◆ **Material for the task**
◇ ◇ ◇ ◇
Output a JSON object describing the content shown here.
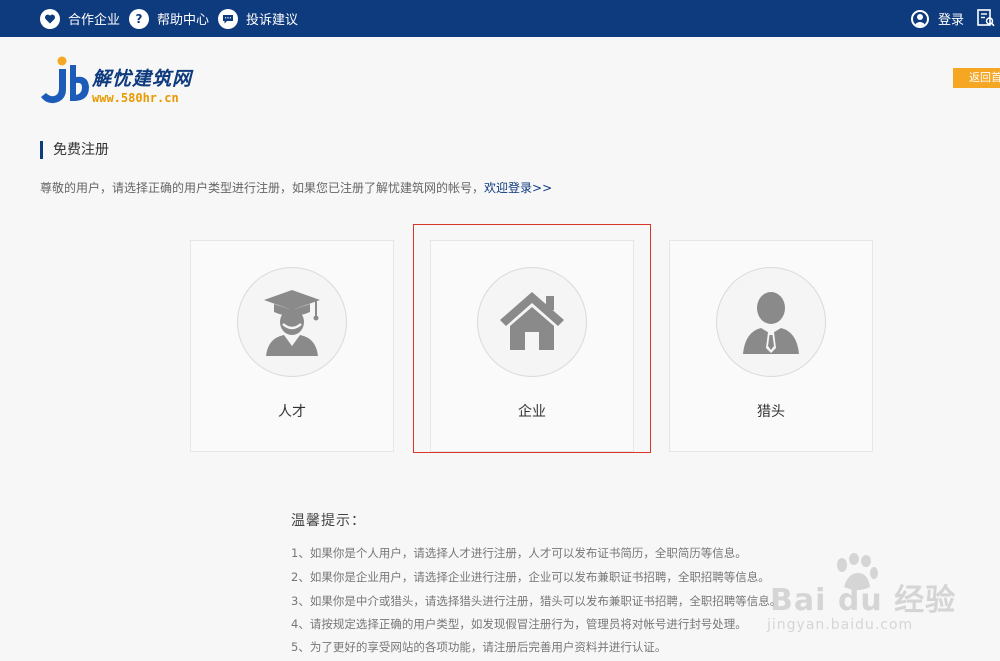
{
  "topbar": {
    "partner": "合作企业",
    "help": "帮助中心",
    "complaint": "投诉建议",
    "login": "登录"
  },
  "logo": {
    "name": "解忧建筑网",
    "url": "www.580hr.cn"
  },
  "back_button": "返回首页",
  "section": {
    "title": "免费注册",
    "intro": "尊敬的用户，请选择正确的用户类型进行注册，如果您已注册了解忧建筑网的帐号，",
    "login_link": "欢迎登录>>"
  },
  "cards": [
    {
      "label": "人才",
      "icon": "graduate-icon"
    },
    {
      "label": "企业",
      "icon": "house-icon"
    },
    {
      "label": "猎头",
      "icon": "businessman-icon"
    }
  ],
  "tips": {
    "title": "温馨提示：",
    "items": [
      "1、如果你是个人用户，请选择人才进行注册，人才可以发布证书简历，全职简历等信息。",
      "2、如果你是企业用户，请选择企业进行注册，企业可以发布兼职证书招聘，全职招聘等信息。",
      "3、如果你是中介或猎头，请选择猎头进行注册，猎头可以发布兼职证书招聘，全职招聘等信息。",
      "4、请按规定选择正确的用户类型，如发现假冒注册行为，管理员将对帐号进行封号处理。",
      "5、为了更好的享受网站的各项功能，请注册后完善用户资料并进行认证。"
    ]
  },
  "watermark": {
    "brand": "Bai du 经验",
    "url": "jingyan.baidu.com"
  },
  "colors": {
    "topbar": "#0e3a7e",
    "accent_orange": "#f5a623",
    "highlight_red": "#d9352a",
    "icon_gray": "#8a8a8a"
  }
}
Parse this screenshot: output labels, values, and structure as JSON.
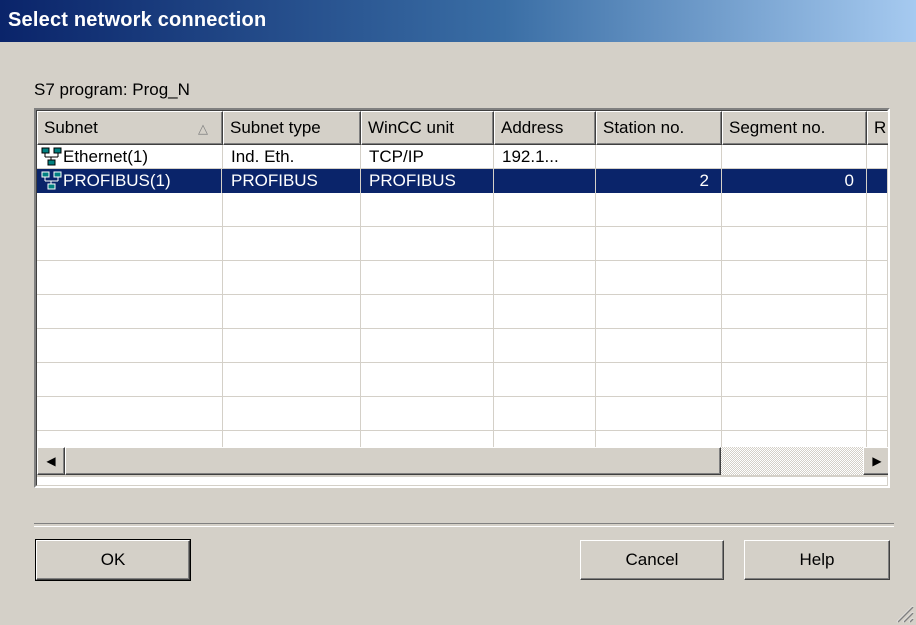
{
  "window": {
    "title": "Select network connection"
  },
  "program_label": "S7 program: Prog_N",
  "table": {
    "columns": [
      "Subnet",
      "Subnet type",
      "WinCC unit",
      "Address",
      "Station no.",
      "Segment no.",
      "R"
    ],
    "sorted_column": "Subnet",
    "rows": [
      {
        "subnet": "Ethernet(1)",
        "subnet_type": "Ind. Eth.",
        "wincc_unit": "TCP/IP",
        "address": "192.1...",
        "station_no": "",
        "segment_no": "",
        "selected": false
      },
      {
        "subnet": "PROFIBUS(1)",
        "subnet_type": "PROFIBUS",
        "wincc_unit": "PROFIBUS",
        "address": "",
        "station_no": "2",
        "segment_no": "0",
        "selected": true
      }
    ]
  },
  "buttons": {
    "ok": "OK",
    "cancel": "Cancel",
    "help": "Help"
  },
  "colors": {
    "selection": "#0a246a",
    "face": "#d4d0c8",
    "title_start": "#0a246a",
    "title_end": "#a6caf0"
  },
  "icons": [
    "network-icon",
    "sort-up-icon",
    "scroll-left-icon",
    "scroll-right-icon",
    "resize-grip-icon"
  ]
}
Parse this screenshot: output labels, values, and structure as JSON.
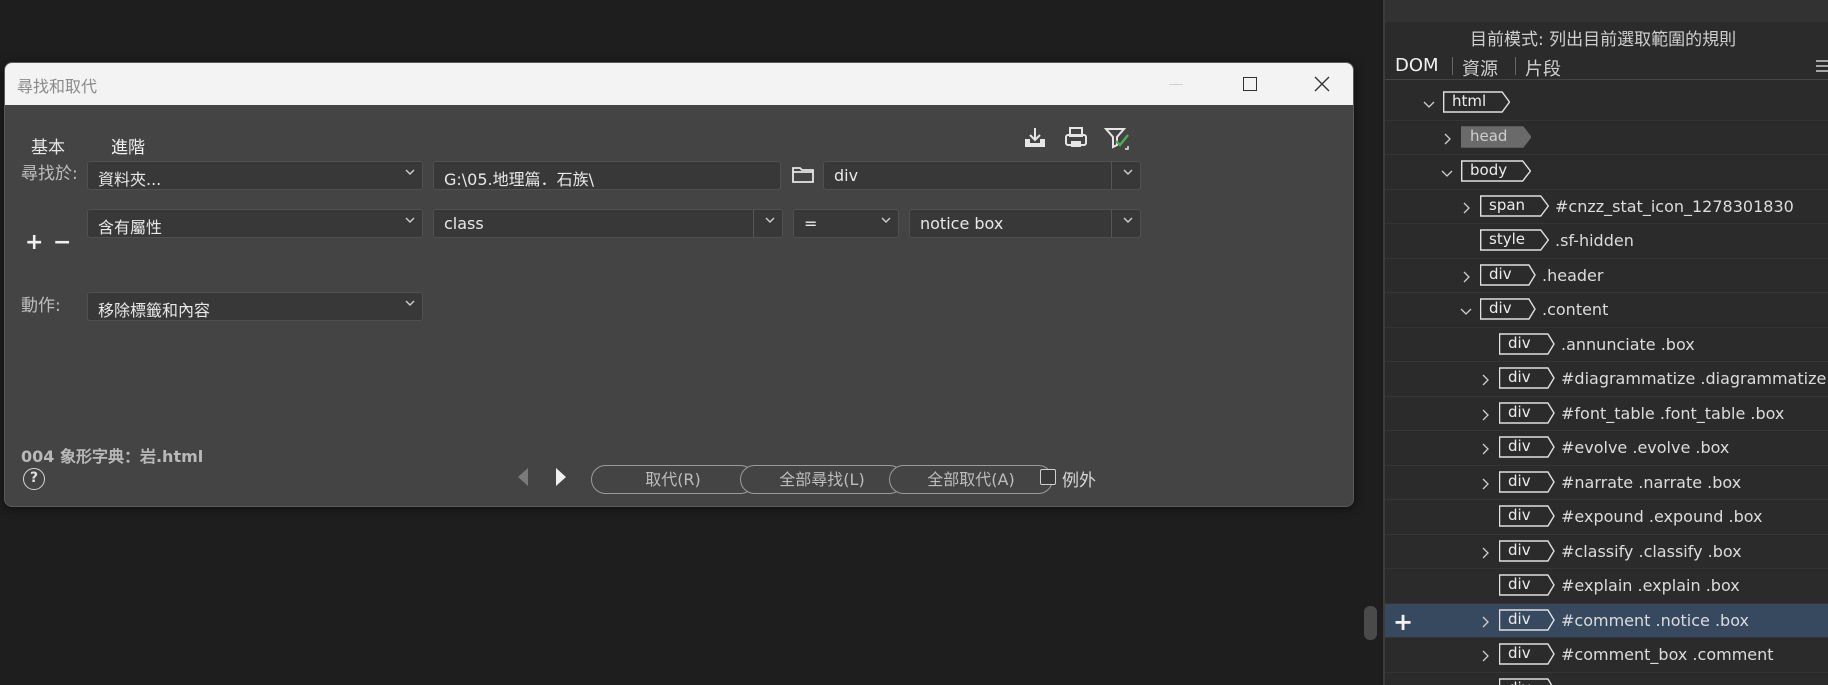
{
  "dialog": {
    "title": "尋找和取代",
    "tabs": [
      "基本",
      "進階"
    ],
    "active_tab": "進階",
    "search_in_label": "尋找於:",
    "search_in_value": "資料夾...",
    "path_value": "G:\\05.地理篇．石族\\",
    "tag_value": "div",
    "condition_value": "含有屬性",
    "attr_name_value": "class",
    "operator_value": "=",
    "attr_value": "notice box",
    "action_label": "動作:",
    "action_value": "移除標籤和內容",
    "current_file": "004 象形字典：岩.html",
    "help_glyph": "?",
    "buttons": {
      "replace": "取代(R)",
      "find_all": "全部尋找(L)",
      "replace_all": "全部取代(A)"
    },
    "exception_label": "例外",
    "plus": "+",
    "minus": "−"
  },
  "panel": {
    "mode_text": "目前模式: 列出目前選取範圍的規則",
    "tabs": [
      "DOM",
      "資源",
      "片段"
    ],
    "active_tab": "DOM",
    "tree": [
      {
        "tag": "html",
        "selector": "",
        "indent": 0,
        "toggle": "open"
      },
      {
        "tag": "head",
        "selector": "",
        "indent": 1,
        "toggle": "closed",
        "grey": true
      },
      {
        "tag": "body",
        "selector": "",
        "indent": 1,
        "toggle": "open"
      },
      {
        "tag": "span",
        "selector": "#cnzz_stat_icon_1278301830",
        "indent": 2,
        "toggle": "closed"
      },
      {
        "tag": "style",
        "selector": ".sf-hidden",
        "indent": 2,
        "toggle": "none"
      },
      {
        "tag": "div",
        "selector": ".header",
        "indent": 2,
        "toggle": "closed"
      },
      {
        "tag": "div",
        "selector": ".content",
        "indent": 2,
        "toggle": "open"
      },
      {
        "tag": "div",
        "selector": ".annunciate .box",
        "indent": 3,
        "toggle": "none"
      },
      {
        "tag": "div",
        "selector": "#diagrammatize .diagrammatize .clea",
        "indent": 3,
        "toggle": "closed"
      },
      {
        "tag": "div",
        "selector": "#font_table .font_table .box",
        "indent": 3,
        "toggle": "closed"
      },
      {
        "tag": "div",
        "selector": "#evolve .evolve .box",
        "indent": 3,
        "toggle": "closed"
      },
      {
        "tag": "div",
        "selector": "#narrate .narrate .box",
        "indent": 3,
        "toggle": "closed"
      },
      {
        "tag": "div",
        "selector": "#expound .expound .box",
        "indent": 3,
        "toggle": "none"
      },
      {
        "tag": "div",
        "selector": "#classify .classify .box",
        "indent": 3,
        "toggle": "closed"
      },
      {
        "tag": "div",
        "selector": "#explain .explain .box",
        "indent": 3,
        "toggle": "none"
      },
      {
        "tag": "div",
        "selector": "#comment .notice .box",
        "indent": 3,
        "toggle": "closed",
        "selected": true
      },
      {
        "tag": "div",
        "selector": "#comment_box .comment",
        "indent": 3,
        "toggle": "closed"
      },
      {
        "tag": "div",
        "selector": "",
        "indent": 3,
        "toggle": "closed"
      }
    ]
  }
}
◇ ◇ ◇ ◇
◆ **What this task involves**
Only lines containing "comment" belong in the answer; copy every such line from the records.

◆ **Result**
        "selector": "#comment .notice .box",
        "selector": "#comment_box .comment",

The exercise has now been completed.